A surprising drop occurred in the December Chicago Purchasing Managers Index (PMI), which fell deeper into contraction territory, to 42.9 from 48.7 – much worse than the improvement to 50 expected by economists.  The -5.8 point drop was the largest contraction since July 2009.  Worse, order backlogs plunged -17.2 points to 29.4, which was the worst drop in backlogs since 1951.  Nonetheless, 55% of the survey’s respondents reported that they expect strong demand in 2016.

In international economic news, IMF Managing Director Christine Lagarde stated in an article for the German newspaper Handelsblatt that she believes global economic growth will be “disappointing” in 2016.  Higher interest rates in the United States and the continuing economic slowdown in China are contributing to a decline in global trade and weak raw materials prices for commodity-producing nations, she said.
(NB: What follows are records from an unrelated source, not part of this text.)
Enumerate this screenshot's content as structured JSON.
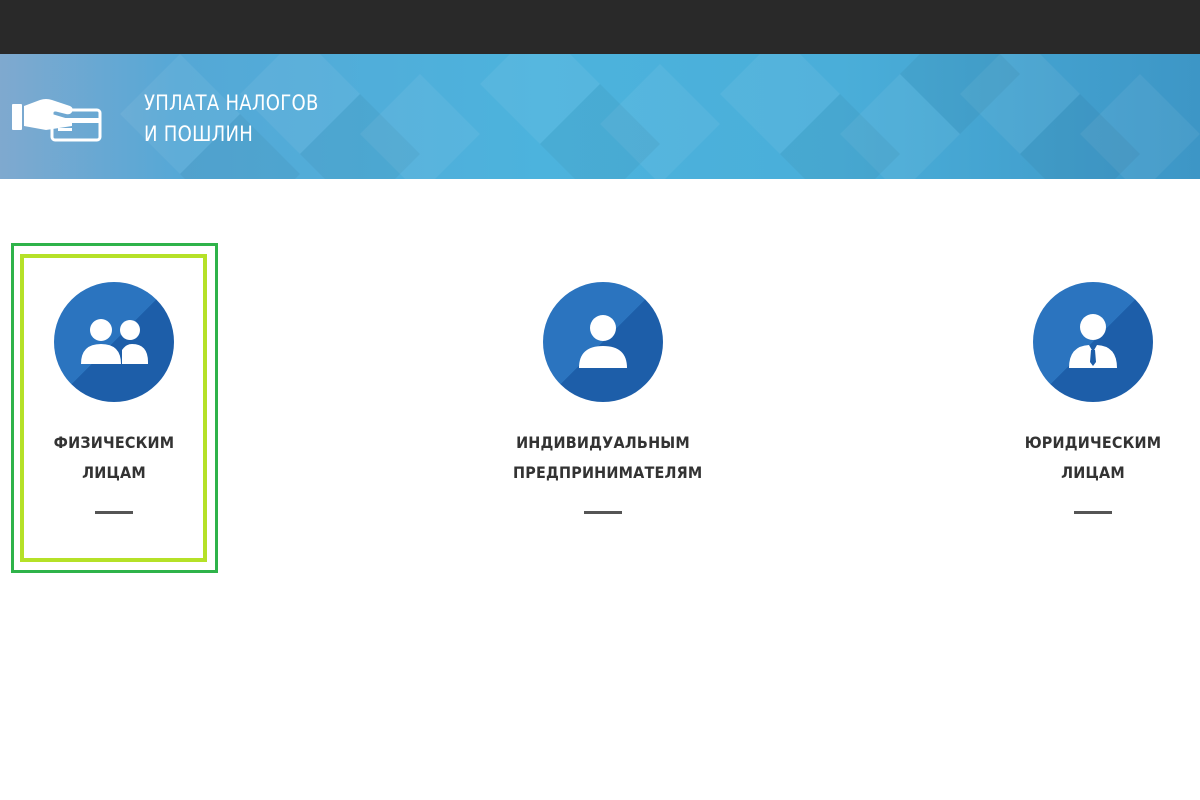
{
  "header": {
    "title_line1": "УПЛАТА НАЛОГОВ",
    "title_line2": "И ПОШЛИН",
    "icon": "hand-card-icon"
  },
  "cards": [
    {
      "line1": "ФИЗИЧЕСКИМ",
      "line2": "ЛИЦАМ",
      "icon": "two-people-icon",
      "selected": true
    },
    {
      "line1": "ИНДИВИДУАЛЬНЫМ",
      "line2": "ПРЕДПРИНИМАТЕЛЯМ",
      "icon": "person-icon",
      "selected": false
    },
    {
      "line1": "ЮРИДИЧЕСКИМ",
      "line2": "ЛИЦАМ",
      "icon": "businessman-icon",
      "selected": false
    }
  ],
  "colors": {
    "topbar": "#292929",
    "banner": "#4cb3dd",
    "circle": "#2b74bf",
    "focus_outer": "#2fb34a",
    "focus_inner": "#b5e128",
    "label": "#333333"
  }
}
Finally, 2015’s increase in the value of the dollar relative to other global currencies has made a win-or-lose difference in the returns of many popular international investments vehicles.

The vast majority of American investors make their international investments in “unhedged” ETFs and Mutual Funds, where “unhedged” means that there is no attempt to offset (i.e., “hedge”) the effects of the dollar’s ups and downs on the value of the investments.

The dollar gained value in 2015, causing “unhedged” foreign investments to be negatively affected and frequently made the difference between an annual gain or loss for American investors.  Here are two examples:

iShares MSCI Germany ETF – unhedged (EWG)
vs
WisdomTree Germany Hedged Equity ETF – hedged (DXGE)

and

iShares MSCI EAFE ETF – unhedged (EFA)  (EAFE = Europe, Australia and Far East)
vs
Deutsche X-trackers MSCI EAFE Hedged ETF – hedged (DBEF)

In the markets

(sources: Reuters, Barron’s, Wall St Journal, Bloomberg.com, ft.com, guggenheimpartners.com, ritholtz.com, markit.com, financialpost.com, Eurostat, Statistics Canada, Yahoo! Finance, stocksandnews.com,  marketwatch.com,  wantchinatimes.com, BBC, 361capital.com, pensionpartners.com, cnbc.com, FactSet; Figs 3-5 source W E Sherman & Co, LLC)

Summary:

The US has led the worldwide recovery, and continues to be among the strongest of global markets.  However, the over-arching Secular Bear Market may remain in place globally even through new highs were reached in the US earlier this year. Because the world may still be in a Secular Bear, we have no expectations of runs of multiple double-digit consecutive years, and we expect poor market conditions to be a frequent occurrence.  Nonetheless, we remain completely open to any eventuality that the market brings, and our strategies, tactics and tools will help us to successfully navigate whatever happens.

Fig 5

Fig. 5